- DIRECTIONS -
Report each line of the data that contains the string "GravicCourseEvaluation".

- EXERCISE INPUTS -

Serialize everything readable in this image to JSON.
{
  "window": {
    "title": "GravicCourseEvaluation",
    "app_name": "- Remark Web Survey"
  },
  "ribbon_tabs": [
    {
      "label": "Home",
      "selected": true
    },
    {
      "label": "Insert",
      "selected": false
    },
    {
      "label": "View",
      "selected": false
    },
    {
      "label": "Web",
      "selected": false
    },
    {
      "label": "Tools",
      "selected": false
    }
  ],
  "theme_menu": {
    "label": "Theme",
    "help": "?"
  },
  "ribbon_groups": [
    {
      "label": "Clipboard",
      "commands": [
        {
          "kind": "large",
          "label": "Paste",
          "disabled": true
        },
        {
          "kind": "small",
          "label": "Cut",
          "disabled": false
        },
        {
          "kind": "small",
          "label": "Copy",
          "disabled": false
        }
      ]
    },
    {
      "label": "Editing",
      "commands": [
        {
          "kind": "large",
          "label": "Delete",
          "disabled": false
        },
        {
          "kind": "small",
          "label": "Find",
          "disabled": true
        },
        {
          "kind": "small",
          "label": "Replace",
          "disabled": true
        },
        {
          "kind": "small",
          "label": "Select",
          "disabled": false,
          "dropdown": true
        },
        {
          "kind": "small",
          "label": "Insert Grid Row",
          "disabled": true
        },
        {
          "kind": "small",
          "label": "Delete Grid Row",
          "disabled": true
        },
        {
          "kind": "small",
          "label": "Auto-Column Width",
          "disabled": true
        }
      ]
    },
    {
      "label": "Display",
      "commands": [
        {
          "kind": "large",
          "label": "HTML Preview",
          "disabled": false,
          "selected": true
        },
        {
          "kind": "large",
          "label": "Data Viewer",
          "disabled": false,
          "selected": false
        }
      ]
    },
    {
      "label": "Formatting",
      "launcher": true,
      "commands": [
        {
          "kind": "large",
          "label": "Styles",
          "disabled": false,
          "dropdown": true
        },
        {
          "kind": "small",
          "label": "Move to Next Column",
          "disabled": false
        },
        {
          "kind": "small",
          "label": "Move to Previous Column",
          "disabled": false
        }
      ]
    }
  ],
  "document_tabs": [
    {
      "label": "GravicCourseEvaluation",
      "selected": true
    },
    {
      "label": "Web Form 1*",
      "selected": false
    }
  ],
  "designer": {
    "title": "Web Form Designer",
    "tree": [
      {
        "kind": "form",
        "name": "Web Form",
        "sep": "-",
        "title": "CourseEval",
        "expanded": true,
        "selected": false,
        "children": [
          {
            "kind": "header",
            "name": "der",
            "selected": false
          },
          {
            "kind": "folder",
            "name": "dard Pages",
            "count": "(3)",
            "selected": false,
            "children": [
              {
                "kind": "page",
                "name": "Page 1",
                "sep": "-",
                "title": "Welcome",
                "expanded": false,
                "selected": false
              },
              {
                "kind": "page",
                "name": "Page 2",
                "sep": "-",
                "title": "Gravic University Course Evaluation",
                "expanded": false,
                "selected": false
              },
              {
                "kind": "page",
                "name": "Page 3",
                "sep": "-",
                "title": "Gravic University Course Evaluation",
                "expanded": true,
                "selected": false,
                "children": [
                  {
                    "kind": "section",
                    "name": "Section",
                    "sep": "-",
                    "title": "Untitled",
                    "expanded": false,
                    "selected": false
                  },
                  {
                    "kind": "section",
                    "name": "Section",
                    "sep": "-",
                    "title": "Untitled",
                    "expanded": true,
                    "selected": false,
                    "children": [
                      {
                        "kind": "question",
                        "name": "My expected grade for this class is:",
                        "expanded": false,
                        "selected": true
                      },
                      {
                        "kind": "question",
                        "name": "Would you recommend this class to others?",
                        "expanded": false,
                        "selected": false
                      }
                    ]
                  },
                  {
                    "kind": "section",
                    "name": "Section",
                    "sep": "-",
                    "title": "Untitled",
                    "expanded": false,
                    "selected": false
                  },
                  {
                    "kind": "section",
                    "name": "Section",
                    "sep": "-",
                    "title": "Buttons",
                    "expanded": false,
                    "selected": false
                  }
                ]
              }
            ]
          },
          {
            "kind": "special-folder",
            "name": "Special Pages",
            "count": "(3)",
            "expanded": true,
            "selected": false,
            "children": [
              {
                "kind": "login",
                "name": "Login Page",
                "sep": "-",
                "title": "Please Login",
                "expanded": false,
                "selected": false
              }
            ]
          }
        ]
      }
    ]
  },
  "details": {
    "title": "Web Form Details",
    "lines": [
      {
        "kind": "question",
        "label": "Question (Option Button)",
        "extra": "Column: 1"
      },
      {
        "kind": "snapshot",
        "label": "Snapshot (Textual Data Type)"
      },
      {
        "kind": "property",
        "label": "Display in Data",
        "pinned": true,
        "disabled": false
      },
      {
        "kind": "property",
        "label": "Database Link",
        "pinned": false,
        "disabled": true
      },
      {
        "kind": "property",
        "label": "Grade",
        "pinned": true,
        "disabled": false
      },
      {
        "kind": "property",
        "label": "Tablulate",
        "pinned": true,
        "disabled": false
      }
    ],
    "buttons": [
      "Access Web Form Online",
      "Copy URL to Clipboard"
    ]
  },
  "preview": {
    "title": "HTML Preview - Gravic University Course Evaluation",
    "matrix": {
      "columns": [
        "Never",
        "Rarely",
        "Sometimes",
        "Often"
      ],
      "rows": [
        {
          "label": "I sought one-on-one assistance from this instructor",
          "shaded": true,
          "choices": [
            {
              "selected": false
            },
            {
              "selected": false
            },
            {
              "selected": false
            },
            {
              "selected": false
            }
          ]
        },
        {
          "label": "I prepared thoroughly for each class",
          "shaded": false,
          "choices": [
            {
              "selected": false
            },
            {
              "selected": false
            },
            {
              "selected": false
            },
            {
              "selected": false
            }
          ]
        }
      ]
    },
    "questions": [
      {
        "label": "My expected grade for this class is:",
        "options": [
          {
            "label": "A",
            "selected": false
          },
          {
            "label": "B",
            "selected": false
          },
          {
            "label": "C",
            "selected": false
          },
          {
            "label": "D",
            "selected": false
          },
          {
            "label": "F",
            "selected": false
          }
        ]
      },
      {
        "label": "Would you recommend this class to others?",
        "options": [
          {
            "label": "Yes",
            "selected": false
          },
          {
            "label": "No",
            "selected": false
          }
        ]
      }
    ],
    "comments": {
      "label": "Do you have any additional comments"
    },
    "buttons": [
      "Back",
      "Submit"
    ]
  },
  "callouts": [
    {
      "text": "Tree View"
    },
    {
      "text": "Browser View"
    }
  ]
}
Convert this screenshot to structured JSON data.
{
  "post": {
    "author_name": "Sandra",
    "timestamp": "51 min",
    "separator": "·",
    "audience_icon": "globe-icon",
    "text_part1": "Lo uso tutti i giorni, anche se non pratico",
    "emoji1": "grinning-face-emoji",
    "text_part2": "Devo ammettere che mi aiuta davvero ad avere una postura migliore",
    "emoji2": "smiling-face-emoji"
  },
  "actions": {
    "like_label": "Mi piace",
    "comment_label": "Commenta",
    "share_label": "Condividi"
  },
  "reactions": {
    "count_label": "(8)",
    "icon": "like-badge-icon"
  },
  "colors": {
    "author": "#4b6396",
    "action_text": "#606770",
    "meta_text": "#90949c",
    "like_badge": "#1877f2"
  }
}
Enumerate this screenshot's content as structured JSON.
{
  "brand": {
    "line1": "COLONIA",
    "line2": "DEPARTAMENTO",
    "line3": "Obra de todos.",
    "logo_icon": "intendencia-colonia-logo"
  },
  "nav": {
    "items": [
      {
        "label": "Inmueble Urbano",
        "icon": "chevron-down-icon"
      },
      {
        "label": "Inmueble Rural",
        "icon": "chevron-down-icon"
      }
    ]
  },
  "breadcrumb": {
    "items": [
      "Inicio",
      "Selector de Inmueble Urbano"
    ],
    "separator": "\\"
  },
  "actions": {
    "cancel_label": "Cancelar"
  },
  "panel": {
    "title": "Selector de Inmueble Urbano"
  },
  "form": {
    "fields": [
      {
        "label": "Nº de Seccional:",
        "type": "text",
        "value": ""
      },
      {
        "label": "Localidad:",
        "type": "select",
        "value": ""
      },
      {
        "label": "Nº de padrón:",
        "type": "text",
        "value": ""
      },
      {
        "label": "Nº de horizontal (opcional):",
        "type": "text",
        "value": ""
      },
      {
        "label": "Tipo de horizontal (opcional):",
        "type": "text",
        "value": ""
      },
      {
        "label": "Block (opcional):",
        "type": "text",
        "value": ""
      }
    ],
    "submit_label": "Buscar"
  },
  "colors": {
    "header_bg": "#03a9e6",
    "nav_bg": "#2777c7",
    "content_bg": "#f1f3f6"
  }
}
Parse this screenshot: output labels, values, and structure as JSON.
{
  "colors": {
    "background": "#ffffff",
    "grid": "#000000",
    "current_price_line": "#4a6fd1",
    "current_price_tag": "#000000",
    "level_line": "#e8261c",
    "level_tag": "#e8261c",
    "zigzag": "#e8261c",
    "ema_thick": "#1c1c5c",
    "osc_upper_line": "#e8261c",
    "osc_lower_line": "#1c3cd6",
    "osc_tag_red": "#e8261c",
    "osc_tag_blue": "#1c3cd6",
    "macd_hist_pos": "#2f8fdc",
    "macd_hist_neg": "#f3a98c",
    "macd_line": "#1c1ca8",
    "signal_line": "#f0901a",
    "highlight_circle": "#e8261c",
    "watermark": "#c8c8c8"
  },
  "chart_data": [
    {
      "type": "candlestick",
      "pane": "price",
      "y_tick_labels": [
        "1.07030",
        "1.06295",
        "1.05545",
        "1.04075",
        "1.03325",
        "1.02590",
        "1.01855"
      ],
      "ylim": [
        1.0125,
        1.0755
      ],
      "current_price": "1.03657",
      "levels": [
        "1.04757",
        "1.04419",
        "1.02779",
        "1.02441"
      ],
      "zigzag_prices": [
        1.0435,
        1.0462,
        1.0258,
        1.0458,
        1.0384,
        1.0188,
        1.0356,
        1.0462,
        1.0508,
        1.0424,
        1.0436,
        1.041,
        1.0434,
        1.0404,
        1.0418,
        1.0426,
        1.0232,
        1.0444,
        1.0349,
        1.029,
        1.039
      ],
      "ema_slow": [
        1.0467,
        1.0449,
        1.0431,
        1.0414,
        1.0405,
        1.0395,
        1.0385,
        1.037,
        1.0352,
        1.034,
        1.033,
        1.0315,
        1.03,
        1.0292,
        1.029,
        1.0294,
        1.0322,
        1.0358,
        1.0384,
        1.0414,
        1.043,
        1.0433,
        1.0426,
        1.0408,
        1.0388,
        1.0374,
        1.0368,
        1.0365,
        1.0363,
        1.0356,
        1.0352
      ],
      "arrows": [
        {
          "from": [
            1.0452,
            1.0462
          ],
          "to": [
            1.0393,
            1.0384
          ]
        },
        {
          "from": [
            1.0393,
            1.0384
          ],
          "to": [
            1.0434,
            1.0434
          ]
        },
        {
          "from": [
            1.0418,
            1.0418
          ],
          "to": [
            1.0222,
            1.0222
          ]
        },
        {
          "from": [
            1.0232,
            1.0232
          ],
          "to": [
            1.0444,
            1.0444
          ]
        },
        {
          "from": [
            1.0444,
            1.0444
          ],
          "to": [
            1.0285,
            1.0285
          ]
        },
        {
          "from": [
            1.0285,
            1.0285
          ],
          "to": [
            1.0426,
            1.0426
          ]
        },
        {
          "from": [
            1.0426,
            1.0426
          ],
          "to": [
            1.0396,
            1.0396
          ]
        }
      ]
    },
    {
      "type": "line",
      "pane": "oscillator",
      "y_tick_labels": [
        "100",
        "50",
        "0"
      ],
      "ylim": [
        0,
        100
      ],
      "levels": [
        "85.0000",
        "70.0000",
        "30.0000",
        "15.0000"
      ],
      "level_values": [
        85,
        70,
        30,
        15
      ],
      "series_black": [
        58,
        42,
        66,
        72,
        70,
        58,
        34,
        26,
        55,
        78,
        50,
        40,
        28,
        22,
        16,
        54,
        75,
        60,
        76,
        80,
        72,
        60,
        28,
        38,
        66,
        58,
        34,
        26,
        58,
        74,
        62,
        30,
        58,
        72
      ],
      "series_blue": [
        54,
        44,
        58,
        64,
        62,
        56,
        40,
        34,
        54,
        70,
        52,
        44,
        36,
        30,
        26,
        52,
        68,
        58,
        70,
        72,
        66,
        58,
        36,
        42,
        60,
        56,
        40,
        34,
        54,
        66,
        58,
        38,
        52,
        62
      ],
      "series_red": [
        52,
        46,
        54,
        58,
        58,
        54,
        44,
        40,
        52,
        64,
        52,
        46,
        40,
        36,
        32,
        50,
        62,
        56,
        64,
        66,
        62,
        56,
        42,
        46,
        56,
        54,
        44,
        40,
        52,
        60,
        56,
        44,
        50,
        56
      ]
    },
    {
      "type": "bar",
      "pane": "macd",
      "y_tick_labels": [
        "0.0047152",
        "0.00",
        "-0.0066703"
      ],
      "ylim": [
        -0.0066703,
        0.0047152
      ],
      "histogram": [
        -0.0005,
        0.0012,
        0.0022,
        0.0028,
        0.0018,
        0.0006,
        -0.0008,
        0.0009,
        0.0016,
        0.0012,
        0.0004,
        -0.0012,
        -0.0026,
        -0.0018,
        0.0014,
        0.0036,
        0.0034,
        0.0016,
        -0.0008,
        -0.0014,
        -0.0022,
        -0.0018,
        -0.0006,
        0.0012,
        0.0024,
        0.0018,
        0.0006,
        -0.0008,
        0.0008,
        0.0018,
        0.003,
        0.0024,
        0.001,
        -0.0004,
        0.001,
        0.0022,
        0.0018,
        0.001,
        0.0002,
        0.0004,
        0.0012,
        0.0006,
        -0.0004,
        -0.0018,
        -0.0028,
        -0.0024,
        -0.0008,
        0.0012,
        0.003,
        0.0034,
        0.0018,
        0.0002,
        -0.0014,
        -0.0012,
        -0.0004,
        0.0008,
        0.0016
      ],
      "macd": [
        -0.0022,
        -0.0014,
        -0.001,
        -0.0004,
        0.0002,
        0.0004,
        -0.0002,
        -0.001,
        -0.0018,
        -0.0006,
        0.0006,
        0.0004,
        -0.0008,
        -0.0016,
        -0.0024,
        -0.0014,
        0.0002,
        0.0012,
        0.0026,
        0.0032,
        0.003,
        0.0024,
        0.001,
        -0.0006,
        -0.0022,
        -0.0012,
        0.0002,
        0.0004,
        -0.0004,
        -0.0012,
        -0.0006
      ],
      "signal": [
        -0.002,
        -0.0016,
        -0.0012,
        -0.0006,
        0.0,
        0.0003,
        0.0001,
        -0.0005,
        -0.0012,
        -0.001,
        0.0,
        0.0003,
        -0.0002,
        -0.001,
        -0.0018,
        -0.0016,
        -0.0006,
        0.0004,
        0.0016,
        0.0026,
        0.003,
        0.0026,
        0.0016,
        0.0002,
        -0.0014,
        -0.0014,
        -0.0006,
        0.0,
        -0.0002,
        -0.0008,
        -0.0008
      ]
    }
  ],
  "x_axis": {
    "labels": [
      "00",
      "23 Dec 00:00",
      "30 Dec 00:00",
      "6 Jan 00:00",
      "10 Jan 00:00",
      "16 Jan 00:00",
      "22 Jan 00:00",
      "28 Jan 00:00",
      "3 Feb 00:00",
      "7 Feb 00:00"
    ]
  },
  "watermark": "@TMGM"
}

- ANSWER AREA -
    "title": "GravicCourseEvaluation",
      "label": "GravicCourseEvaluation",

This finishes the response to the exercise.